When someone is living with a serious illness, finding appropriate care is vital to assuring their comfort and supporting those around them. Palliative care and hospice are two common types of services that can provide people with the care they need during their most difficult times. If you’re unsure which is best for your loved one’s situation, we will look at the differences between palliative care vs. hospice so that you can make an informed decision.
What is Palliative Care?
Palliative care focuses on easing pain and reducing stress while allowing people the best quality of life possible.1 It can be used for anyone with a serious illness who may also receive curative and therapeutic care for an illness or after surgery.
A specially trained team of doctors, nurses, and other specialists provide palliative care. They will discuss the best care plan with your primary care doctor. Patients can receive palliative care as long as it is needed. It can be done at home, a hospital, a nursing home, or an outpatient clinic.
Palliative Care Services
Services that fall under the palliative care umbrella can include:
- Pain management
- Care coordination
- Develop a care plan
- Options for care and housing
- Advance directives
- Spiritual care
Palliative care can also help people who are dealing with depression due to their illness. Anything that reduces stress during a health issue can be considered palliative care.
What is Hospice Care?
Hospice care focuses on providing care and comfort for a patient with a serious illness approaching their final days. Hospice focuses on the quality of life during this difficult time. It is generally provided for a person with a terminal illness who may have six months or less to live as their condition deteriorates without medical intervention. 2
Hospice is designed for people who may have a condition that is too serious to cure or for those who refuse to undergo specific treatments. This can happen in the case of cancer patients who no longer want to undergo chemotherapy. Patients with cardiac disease, dementia, Parkinson’s, kidney disease, and other ailments may choose hospice care rather than continued medical interventions.
Although there are hospice care facilities, it’s important to note that hospice is not a place where people go to receive care. Instead, it is a care service that can be provided at home or wherever a person lives, including nursing facilities and long-term care facilities.

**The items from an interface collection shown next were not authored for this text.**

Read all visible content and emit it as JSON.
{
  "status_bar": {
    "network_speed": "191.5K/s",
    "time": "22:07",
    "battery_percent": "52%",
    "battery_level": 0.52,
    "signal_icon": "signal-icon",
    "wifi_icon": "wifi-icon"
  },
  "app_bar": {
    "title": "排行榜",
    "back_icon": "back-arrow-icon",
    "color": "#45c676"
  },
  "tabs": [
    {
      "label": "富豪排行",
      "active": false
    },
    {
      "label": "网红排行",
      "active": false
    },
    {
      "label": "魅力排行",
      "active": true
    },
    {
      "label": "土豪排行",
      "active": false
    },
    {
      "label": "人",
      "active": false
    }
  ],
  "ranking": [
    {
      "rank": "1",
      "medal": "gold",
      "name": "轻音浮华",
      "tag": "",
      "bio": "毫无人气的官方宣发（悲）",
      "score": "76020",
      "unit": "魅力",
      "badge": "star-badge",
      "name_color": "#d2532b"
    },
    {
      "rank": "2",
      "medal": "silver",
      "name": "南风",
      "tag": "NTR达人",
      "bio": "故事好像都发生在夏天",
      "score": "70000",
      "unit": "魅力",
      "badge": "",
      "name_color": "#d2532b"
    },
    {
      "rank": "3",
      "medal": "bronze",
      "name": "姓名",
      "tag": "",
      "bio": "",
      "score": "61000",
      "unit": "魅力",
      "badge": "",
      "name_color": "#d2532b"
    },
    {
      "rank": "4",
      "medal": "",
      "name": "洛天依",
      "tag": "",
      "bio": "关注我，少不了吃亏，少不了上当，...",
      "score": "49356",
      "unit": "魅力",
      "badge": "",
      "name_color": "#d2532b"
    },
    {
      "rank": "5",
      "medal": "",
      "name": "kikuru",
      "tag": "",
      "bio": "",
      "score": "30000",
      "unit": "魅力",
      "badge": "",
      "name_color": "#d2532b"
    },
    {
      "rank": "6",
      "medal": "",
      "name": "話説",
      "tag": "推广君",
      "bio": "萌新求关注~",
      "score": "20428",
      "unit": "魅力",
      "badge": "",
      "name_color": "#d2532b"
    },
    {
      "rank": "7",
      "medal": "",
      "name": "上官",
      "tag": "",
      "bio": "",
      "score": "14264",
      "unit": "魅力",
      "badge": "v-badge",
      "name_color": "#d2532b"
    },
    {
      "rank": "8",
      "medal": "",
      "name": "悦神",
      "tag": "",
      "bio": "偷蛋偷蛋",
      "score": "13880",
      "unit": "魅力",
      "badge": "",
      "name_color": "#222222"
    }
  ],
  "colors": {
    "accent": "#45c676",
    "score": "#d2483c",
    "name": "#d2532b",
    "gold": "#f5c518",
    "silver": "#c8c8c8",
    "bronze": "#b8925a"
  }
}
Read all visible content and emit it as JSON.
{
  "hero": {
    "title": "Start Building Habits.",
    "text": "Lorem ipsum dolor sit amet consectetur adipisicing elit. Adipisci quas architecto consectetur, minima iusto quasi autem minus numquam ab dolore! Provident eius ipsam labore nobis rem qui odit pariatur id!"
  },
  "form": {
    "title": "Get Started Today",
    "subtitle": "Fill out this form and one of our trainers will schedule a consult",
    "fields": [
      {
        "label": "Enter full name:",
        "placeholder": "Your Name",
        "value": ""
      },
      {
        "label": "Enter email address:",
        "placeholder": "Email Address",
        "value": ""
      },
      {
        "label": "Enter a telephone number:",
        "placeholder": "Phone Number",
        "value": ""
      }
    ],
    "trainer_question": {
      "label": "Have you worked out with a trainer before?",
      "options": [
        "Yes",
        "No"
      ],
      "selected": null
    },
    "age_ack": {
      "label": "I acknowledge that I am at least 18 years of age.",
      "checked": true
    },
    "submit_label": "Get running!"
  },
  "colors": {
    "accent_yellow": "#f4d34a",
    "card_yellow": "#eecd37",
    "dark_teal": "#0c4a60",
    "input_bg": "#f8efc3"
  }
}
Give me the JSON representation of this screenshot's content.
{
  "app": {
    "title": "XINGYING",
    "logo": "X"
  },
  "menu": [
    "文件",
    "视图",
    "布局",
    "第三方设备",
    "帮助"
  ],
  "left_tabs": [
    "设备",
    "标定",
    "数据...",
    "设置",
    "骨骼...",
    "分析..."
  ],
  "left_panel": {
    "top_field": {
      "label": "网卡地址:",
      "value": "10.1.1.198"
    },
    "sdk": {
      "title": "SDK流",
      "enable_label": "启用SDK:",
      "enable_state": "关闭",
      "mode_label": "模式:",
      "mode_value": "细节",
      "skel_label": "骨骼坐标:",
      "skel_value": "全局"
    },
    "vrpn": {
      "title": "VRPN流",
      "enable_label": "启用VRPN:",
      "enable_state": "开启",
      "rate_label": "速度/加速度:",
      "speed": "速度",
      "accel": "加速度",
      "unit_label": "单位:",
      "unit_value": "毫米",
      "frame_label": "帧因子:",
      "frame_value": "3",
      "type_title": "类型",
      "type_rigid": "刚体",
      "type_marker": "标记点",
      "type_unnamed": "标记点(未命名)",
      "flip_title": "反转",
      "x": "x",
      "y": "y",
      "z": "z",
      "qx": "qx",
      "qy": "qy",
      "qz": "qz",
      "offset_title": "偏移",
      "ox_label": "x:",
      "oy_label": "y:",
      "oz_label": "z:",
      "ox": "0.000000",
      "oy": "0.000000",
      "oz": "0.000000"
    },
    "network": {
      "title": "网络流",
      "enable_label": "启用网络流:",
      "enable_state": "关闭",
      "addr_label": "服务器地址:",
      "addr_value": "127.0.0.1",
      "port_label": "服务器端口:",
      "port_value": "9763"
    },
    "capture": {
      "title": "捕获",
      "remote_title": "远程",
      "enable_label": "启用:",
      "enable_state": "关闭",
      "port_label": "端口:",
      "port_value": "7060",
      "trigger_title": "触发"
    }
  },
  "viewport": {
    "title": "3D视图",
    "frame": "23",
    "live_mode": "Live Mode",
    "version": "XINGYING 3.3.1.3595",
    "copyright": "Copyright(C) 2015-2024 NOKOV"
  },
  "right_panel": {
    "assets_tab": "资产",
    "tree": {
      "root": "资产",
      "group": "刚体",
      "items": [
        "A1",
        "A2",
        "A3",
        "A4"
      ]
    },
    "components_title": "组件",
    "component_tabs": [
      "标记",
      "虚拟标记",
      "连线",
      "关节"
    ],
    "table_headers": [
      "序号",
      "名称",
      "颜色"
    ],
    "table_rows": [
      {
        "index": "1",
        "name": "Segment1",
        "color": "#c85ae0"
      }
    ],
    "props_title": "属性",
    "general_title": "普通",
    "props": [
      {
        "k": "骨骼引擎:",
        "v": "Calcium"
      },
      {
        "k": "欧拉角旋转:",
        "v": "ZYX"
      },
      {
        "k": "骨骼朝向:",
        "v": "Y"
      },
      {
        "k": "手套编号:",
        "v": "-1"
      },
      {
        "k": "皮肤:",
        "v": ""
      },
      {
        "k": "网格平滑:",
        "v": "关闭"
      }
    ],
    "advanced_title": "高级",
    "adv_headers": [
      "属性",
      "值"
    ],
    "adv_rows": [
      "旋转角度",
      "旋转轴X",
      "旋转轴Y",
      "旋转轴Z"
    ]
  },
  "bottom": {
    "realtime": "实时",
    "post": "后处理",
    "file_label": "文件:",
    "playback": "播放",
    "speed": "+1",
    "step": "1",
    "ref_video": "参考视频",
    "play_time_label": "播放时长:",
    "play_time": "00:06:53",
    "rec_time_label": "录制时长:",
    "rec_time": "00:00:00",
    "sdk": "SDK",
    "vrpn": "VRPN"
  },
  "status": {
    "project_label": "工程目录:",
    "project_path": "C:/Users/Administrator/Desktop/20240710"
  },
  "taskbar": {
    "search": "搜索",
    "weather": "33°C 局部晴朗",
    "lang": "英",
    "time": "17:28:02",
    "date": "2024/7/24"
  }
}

Hospice Care Services
Hospice care includes any pain and symptom management and medical supplies. It can also involve:
- Emotional and grief support
- Caregiver aid
- 24/7 call service for Medicare-qualified hospices
While you won’t receive medicine or treatment for your specific illness, you will receive medicine to enhance your quality of life.1 This can include medication for high blood pressure, pain, or anxiety.
Hospice staff are available 24 hours a day to provide support and answer questions as they come up. Hospice services allow people to be surrounded by loved ones and spend as much time as possible in a place they find most comforting.
At Aleca, people who receive hospice care can also have access to a social worker who can offer counseling. Chaplains are also available to provide spiritual guidance. Family members caring for their loved ones at home can receive help from volunteers when they need to rest. Hospice care also provides bereavement support for up to 13 months after a loved one passes away.
Palliative Care vs. Hospice: Differences and Similarities
Both palliative care and hospice provide care for the patient and support for the family. The significant difference between the two is that with palliative care, a person does not need to stop other treatments for their illness.2 With hospice, attempts to cure a person’s illness are stopped.
With palliative care, your doctor and other doctors and nurses specializing in palliative care may provide services. You may also get assistance from therapists, social workers, and other specialists.
When hospice care is given at home, a family member is usually the primary caregiver. Care experts are on call 24 hours a day to provide assistance. Doctors, nurses, and others specializing in hospice care are on hand in hospice centers and other facilities.
Who Pays for Palliative and Hospice Care?
Most health insurance covers palliative care, but the coverage can vary. Private health insurance also covers hospice care but is also covered by Medicare and Medicaid. Aleca is an approved Medicare provider. If you have Medicare Part A and meet the Medicare conditions, there is no cost for hospice care.
Palliative and Hospice Care at Aleca Healthcare
Aleca provides both palliative and hospice services. Aleca Hospice Care offers patient-centered care to ensure patients receive end-of-life care that follows the patient’s and family’s wishes. This care is provided wherever the patient calls home. Under Aleca Hospice Care, the primary care physician will supervise the care plan and receive help from the team of Aleca specialists.
The Aleca Healthcare staff also provides palliative care for patients looking to receive that type of specialized care when they are ill.
To learn more about hospice and palliative care at Aleca Healthcare, call us today or reach out to us online.
Dan is Vice President, Marketing of the Alumus family of companies. A Seattle native, he earned his BA in Humanities and Political Science at Evergreen State College. He started his career as a newspaper columnist, eventually transitioning into marketing and tech writing for Microsoft and several other startups. He later launched a successful creative agency focused on branding, digital marketing, and content production in Los Angeles, where he worked for several nursing and behavioral health clients, eventually becoming the National Marketing Director for one of them.
He has taught Vipassana mindfulness meditation and MBSR and spends whatever free time he has with his son snowboarding, hiking, and camping in the mountains.